> **About this task**:
Reproduce the line that contains "Decode this image" and every line after it through the end of the records, exactly, with nothing added.

(Dataset extract Opens)

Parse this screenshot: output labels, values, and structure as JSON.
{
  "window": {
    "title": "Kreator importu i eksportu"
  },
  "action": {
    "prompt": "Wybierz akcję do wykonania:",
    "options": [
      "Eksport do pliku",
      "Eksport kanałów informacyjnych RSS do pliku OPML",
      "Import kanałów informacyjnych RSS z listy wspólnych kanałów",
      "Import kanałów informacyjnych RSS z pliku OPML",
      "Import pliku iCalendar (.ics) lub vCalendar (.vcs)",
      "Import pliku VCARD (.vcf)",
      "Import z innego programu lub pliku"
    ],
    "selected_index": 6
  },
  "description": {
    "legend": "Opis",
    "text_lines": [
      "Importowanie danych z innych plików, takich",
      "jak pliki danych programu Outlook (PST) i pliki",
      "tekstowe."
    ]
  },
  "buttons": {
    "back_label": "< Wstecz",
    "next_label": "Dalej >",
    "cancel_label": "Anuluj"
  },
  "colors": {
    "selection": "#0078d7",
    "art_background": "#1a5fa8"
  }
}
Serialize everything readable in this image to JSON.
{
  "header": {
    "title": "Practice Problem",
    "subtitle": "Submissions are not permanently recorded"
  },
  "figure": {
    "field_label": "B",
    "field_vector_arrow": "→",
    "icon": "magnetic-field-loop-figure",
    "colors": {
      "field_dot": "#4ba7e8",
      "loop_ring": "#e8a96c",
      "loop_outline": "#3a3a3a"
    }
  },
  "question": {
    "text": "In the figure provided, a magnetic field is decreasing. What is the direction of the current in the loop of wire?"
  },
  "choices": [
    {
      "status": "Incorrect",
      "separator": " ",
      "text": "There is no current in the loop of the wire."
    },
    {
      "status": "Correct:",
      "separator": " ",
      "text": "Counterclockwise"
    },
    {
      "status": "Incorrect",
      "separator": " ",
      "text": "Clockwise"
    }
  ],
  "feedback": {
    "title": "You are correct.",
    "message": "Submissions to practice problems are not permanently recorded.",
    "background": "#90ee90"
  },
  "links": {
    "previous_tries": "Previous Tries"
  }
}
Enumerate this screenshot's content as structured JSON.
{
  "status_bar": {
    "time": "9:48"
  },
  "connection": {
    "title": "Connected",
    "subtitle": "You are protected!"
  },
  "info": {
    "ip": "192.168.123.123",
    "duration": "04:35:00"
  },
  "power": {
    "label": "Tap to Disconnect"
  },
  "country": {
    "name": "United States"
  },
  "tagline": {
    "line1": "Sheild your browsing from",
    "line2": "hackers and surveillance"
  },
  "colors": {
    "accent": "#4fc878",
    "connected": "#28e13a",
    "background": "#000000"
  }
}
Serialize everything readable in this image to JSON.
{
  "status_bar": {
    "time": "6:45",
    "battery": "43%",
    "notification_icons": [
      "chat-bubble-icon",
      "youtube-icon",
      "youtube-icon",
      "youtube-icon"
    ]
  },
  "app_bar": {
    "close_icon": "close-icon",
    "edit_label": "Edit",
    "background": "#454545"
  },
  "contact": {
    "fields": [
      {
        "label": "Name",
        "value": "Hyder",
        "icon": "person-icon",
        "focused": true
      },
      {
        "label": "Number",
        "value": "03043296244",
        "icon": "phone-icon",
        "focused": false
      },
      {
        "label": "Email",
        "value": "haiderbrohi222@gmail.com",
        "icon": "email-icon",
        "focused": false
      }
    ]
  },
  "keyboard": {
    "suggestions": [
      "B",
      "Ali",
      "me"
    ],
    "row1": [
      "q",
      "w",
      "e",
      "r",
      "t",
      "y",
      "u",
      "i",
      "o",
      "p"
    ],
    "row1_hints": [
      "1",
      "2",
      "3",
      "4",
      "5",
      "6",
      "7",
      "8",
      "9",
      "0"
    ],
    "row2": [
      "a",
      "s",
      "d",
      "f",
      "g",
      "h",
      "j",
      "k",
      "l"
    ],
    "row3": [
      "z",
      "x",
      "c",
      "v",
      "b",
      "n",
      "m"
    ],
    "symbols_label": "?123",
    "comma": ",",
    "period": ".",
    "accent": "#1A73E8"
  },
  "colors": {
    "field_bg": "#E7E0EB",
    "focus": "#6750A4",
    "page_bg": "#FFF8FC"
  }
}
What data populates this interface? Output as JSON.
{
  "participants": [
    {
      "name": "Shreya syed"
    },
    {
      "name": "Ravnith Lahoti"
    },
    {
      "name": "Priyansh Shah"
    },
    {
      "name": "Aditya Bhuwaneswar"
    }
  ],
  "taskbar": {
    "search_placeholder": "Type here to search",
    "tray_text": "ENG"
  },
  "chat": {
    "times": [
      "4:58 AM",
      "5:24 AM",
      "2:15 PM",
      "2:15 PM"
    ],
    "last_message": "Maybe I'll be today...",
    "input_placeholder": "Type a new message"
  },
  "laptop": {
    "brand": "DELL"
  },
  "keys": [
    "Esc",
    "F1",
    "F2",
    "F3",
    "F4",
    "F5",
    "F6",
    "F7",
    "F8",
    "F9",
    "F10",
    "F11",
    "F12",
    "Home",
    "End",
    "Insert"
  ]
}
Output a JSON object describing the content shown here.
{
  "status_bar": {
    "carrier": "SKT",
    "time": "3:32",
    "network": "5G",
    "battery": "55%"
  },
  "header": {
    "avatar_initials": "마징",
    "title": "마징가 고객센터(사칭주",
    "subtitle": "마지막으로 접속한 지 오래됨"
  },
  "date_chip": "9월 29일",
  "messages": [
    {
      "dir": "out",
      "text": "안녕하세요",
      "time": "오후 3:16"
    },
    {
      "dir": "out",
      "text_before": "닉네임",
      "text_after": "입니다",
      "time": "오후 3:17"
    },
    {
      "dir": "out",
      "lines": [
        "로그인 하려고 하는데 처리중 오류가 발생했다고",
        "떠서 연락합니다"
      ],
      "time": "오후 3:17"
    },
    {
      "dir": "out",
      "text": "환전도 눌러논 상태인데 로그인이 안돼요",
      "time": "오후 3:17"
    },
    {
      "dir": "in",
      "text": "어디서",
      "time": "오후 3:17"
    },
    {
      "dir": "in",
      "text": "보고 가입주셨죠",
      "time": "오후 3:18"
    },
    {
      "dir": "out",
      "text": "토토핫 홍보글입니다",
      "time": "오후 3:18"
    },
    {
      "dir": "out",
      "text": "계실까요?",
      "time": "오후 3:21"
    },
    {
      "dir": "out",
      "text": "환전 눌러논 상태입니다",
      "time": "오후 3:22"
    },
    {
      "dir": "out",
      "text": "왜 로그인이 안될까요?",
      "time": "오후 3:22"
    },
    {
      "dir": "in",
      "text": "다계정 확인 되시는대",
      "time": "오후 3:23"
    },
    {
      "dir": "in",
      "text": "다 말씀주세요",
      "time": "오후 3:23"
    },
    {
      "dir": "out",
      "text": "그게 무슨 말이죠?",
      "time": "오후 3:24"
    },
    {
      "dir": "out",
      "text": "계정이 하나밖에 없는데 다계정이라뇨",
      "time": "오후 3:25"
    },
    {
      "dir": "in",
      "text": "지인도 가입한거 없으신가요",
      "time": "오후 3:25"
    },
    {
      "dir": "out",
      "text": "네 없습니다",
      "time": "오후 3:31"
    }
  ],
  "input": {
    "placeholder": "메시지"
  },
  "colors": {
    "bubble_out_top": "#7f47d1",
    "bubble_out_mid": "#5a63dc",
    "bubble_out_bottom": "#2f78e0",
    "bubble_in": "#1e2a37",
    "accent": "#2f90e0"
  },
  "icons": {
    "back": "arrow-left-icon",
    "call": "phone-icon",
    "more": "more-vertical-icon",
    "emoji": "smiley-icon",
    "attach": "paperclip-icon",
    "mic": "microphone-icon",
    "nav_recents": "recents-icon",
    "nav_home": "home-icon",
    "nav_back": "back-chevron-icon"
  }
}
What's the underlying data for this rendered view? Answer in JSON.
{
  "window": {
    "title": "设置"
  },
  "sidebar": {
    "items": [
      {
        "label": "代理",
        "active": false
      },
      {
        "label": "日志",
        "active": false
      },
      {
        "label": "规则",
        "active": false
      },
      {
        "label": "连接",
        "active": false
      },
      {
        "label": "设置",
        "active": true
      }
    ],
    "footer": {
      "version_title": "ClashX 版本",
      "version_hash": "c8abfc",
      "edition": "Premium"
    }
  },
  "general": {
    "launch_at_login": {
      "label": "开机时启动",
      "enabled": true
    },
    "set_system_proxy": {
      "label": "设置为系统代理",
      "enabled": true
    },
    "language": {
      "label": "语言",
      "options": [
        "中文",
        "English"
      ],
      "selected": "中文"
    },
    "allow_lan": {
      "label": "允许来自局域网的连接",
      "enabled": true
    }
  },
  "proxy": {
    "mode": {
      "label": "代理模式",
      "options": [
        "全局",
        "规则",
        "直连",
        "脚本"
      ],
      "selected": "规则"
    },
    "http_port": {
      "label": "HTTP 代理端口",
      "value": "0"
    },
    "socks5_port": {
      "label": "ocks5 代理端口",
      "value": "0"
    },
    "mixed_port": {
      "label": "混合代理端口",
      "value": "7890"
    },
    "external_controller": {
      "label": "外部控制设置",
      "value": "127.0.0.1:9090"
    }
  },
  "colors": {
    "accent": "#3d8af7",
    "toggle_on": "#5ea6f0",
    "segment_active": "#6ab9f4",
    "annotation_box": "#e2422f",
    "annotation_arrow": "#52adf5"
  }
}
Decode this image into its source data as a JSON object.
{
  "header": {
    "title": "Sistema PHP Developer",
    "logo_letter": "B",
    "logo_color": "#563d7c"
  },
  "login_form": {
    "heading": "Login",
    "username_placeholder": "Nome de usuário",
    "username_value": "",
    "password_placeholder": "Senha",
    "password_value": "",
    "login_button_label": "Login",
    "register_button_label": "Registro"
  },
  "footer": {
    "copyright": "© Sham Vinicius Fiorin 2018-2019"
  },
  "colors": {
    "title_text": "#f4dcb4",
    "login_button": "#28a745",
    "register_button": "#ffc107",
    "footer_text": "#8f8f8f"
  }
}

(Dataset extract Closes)

> **Task solution**:
Decode this image into its source data as a JSON object.
{
  "header": {
    "title": "Sistema PHP Developer",
    "logo_letter": "B",
    "logo_color": "#563d7c"
  },
  "login_form": {
    "heading": "Login",
    "username_placeholder": "Nome de usuário",
    "username_value": "",
    "password_placeholder": "Senha",
    "password_value": "",
    "login_button_label": "Login",
    "register_button_label": "Registro"
  },
  "footer": {
    "copyright": "© Sham Vinicius Fiorin 2018-2019"
  },
  "colors": {
    "title_text": "#f4dcb4",
    "login_button": "#28a745",
    "register_button": "#ffc107",
    "footer_text": "#8f8f8f"
  }
}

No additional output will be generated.